• WORK ORDER: Whenever a line in the records below holds the string "подписи", copy it out.
--*--
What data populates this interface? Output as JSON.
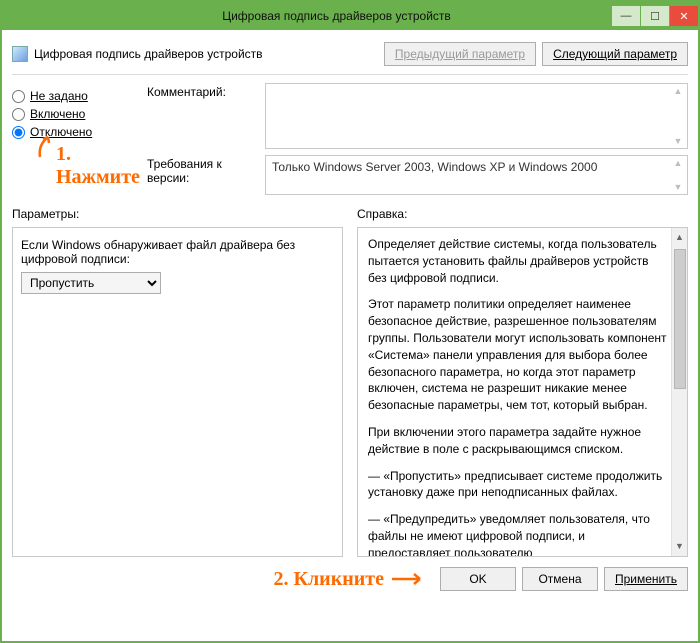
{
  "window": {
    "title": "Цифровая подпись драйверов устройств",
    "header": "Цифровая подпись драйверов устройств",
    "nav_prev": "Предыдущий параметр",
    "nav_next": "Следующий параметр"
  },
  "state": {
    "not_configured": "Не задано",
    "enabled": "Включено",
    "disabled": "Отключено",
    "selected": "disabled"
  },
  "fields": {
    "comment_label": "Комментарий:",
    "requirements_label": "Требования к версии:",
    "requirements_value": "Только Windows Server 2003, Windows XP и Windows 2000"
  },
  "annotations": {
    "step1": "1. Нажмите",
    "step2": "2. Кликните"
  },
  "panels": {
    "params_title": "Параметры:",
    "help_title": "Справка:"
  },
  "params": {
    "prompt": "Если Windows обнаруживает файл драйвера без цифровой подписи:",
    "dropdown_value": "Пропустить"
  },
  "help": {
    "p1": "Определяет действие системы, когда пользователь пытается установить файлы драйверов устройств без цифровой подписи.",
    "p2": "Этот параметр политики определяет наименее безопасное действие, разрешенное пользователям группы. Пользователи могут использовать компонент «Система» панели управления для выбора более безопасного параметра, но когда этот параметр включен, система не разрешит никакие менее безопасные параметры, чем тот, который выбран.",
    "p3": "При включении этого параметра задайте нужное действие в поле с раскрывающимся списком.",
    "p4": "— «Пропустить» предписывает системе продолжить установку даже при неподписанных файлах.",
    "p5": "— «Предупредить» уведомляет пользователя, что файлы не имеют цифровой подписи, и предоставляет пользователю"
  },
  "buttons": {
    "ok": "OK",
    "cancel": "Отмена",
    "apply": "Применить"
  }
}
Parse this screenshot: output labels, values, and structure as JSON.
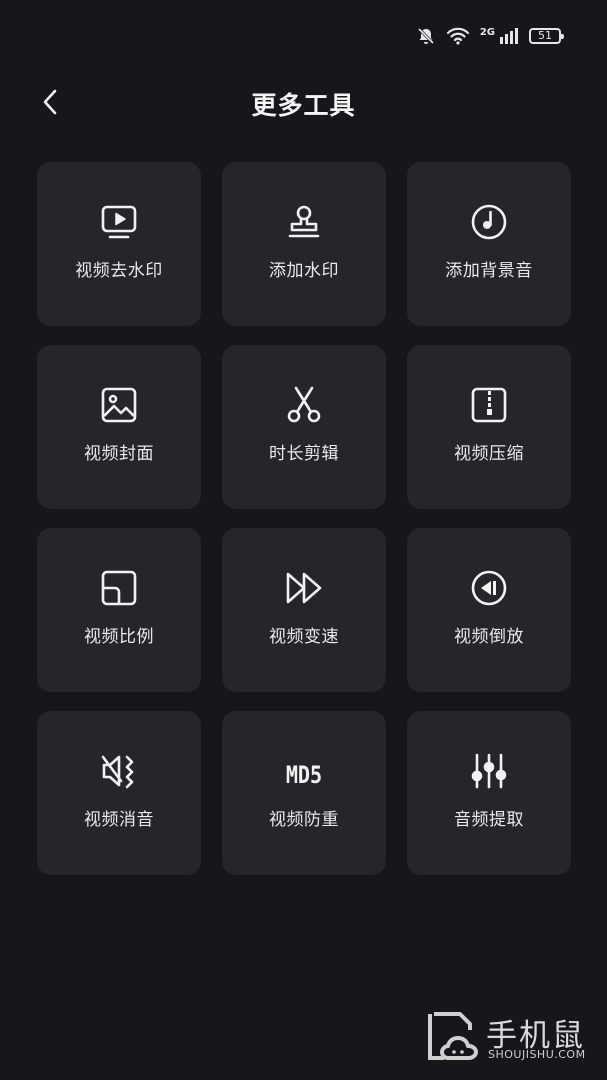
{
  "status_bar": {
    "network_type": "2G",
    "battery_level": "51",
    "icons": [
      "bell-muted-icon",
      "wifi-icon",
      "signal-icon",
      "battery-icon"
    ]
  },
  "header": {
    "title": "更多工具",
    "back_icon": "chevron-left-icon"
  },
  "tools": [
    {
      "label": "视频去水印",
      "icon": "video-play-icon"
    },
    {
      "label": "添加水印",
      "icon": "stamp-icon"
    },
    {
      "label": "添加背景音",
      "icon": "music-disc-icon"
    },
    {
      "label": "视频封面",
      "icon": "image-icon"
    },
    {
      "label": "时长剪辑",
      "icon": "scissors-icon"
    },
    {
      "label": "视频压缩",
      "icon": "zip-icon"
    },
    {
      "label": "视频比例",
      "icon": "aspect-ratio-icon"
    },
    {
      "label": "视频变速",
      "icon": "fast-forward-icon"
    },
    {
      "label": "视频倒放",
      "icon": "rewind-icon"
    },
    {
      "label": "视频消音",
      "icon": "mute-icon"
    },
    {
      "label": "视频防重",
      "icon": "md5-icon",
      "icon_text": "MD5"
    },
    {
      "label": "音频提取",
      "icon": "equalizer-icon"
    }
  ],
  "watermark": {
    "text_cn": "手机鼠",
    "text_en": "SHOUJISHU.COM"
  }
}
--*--
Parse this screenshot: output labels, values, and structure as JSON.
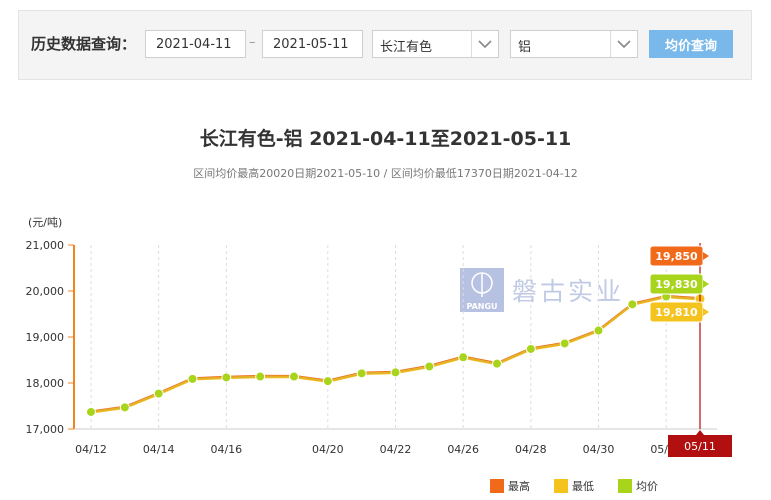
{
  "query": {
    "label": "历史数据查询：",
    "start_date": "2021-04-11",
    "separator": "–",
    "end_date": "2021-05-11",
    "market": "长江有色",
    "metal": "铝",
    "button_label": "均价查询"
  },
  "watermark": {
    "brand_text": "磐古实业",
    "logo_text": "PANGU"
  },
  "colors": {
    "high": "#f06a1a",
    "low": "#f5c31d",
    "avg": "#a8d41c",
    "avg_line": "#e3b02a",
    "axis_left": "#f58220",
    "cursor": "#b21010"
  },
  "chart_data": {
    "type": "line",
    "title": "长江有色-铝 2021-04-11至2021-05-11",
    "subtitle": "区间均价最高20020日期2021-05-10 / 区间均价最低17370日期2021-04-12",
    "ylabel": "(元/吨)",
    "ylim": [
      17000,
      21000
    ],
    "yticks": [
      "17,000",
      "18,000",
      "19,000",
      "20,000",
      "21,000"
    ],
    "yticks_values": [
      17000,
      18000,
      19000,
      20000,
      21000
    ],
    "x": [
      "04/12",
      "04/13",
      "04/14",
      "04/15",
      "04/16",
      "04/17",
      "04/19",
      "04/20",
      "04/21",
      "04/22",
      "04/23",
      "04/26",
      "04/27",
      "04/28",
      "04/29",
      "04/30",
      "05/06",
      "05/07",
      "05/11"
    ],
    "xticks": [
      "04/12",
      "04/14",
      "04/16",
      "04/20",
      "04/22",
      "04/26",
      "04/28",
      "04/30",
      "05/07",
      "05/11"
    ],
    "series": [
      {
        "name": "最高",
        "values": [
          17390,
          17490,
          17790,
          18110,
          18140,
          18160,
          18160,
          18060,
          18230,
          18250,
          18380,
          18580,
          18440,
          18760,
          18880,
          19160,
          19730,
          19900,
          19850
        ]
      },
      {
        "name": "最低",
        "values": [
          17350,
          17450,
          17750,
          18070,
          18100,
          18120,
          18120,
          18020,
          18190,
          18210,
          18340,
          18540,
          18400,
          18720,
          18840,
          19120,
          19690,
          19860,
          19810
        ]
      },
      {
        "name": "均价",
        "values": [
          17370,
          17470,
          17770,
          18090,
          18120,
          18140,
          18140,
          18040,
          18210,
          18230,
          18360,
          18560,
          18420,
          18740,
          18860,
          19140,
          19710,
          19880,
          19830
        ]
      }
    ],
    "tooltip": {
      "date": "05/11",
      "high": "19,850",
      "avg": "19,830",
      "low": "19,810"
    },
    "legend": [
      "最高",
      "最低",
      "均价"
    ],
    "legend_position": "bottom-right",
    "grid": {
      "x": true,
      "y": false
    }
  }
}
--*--
• ANSWER TO THIS PROBLEM:
    "prompt": "Если Windows обнаруживает файл драйвера без цифровой подписи:",
    "p1": "Определяет действие системы, когда пользователь пытается установить файлы драйверов устройств без цифровой подписи.",
    "p5": "— «Предупредить» уведомляет пользователя, что файлы не имеют цифровой подписи, и предоставляет пользователю"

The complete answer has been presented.